━━━━━ INPUT

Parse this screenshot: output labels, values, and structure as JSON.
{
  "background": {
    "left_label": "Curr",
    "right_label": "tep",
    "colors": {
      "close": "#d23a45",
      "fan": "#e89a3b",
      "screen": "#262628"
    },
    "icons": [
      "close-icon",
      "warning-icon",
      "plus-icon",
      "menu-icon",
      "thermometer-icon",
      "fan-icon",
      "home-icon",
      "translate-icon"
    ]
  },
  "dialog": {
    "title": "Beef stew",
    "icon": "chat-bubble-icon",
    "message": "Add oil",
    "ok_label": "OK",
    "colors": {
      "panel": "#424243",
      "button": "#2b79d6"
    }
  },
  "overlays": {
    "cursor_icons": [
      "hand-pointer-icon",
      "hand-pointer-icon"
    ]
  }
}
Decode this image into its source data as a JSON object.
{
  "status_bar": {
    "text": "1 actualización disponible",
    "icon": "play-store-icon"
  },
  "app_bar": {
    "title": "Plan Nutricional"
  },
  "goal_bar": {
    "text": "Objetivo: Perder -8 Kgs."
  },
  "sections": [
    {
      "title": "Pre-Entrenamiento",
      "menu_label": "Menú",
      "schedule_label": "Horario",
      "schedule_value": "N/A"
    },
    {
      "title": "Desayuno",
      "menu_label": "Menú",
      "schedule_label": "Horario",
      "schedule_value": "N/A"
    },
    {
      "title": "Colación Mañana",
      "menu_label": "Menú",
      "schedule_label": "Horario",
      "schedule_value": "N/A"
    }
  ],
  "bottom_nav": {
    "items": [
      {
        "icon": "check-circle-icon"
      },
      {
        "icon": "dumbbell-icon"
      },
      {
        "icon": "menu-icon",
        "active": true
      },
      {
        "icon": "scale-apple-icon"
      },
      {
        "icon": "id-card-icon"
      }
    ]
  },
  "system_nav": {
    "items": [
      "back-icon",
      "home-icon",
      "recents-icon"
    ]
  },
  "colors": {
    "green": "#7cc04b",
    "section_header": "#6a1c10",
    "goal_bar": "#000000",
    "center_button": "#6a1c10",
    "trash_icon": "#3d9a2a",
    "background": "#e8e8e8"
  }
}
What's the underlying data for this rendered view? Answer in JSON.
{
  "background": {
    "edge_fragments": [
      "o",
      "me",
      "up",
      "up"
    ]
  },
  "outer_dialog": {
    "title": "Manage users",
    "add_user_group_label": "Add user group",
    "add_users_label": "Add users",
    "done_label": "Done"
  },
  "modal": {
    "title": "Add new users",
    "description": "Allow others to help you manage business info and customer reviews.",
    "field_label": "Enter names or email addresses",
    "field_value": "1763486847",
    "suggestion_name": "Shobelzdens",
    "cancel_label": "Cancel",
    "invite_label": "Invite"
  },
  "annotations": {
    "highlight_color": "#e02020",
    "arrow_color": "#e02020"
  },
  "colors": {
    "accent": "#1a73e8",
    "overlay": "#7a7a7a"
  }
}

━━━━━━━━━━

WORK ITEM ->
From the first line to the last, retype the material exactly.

EXERCISE OUTPUT ->
Parse this screenshot: output labels, values, and structure as JSON.
{
  "background": {
    "left_label": "Curr",
    "right_label": "tep",
    "colors": {
      "close": "#d23a45",
      "fan": "#e89a3b",
      "screen": "#262628"
    },
    "icons": [
      "close-icon",
      "warning-icon",
      "plus-icon",
      "menu-icon",
      "thermometer-icon",
      "fan-icon",
      "home-icon",
      "translate-icon"
    ]
  },
  "dialog": {
    "title": "Beef stew",
    "icon": "chat-bubble-icon",
    "message": "Add oil",
    "ok_label": "OK",
    "colors": {
      "panel": "#424243",
      "button": "#2b79d6"
    }
  },
  "overlays": {
    "cursor_icons": [
      "hand-pointer-icon",
      "hand-pointer-icon"
    ]
  }
}
Decode this image into its source data as a JSON object.
{
  "status_bar": {
    "text": "1 actualización disponible",
    "icon": "play-store-icon"
  },
  "app_bar": {
    "title": "Plan Nutricional"
  },
  "goal_bar": {
    "text": "Objetivo: Perder -8 Kgs."
  },
  "sections": [
    {
      "title": "Pre-Entrenamiento",
      "menu_label": "Menú",
      "schedule_label": "Horario",
      "schedule_value": "N/A"
    },
    {
      "title": "Desayuno",
      "menu_label": "Menú",
      "schedule_label": "Horario",
      "schedule_value": "N/A"
    },
    {
      "title": "Colación Mañana",
      "menu_label": "Menú",
      "schedule_label": "Horario",
      "schedule_value": "N/A"
    }
  ],
  "bottom_nav": {
    "items": [
      {
        "icon": "check-circle-icon"
      },
      {
        "icon": "dumbbell-icon"
      },
      {
        "icon": "menu-icon",
        "active": true
      },
      {
        "icon": "scale-apple-icon"
      },
      {
        "icon": "id-card-icon"
      }
    ]
  },
  "system_nav": {
    "items": [
      "back-icon",
      "home-icon",
      "recents-icon"
    ]
  },
  "colors": {
    "green": "#7cc04b",
    "section_header": "#6a1c10",
    "goal_bar": "#000000",
    "center_button": "#6a1c10",
    "trash_icon": "#3d9a2a",
    "background": "#e8e8e8"
  }
}
What's the underlying data for this rendered view? Answer in JSON.
{
  "background": {
    "edge_fragments": [
      "o",
      "me",
      "up",
      "up"
    ]
  },
  "outer_dialog": {
    "title": "Manage users",
    "add_user_group_label": "Add user group",
    "add_users_label": "Add users",
    "done_label": "Done"
  },
  "modal": {
    "title": "Add new users",
    "description": "Allow others to help you manage business info and customer reviews.",
    "field_label": "Enter names or email addresses",
    "field_value": "1763486847",
    "suggestion_name": "Shobelzdens",
    "cancel_label": "Cancel",
    "invite_label": "Invite"
  },
  "annotations": {
    "highlight_color": "#e02020",
    "arrow_color": "#e02020"
  },
  "colors": {
    "accent": "#1a73e8",
    "overlay": "#7a7a7a"
  }
}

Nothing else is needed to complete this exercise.